# Task instructions
Your answer must be a single number: how many lines in the records below contain the word "into".
......
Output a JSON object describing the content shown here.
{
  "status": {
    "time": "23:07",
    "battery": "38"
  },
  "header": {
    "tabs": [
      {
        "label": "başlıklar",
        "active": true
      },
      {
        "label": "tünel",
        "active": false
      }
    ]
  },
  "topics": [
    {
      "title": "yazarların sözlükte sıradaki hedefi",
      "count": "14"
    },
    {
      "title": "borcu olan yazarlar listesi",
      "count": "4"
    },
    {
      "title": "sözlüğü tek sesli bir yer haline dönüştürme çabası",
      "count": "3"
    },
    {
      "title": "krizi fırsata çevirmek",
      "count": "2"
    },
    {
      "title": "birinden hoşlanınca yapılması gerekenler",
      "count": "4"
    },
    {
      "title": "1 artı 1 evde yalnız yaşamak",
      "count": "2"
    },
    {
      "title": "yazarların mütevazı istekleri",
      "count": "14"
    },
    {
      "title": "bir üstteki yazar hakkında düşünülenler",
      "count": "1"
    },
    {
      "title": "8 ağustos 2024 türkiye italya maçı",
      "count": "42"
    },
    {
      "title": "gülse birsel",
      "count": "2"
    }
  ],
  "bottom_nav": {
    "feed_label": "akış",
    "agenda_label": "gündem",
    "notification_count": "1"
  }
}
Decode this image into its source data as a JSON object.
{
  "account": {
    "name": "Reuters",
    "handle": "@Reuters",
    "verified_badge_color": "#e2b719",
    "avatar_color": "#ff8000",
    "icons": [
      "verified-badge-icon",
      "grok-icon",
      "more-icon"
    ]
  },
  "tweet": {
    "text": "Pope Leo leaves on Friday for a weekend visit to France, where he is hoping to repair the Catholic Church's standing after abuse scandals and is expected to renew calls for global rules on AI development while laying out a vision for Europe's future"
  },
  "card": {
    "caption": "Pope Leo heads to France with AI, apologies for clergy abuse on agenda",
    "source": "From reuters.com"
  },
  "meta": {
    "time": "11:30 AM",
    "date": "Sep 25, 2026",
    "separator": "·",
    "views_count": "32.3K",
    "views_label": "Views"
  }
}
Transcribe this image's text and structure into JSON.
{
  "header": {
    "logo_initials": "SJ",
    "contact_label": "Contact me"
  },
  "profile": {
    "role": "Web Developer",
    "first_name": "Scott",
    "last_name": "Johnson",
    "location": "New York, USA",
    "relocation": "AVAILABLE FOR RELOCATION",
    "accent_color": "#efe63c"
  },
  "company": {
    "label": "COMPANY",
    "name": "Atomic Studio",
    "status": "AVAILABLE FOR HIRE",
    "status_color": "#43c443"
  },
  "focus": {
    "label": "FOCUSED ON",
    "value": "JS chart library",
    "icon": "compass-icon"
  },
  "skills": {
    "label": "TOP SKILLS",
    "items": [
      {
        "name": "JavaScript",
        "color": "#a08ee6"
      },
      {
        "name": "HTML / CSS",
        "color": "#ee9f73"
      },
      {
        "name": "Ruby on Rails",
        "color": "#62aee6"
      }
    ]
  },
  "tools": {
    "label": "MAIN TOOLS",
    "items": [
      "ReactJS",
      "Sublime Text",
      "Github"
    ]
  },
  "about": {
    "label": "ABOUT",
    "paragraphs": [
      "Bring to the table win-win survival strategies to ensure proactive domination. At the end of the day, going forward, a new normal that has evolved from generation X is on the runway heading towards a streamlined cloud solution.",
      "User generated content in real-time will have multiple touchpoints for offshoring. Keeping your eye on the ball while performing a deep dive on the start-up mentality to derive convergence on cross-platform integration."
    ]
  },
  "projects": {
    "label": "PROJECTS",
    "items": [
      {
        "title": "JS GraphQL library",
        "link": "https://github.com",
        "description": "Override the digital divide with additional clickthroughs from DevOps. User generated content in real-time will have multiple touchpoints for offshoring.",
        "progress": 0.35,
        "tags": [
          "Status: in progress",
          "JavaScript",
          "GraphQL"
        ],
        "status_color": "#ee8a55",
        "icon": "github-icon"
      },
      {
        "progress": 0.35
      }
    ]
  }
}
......
# Result
2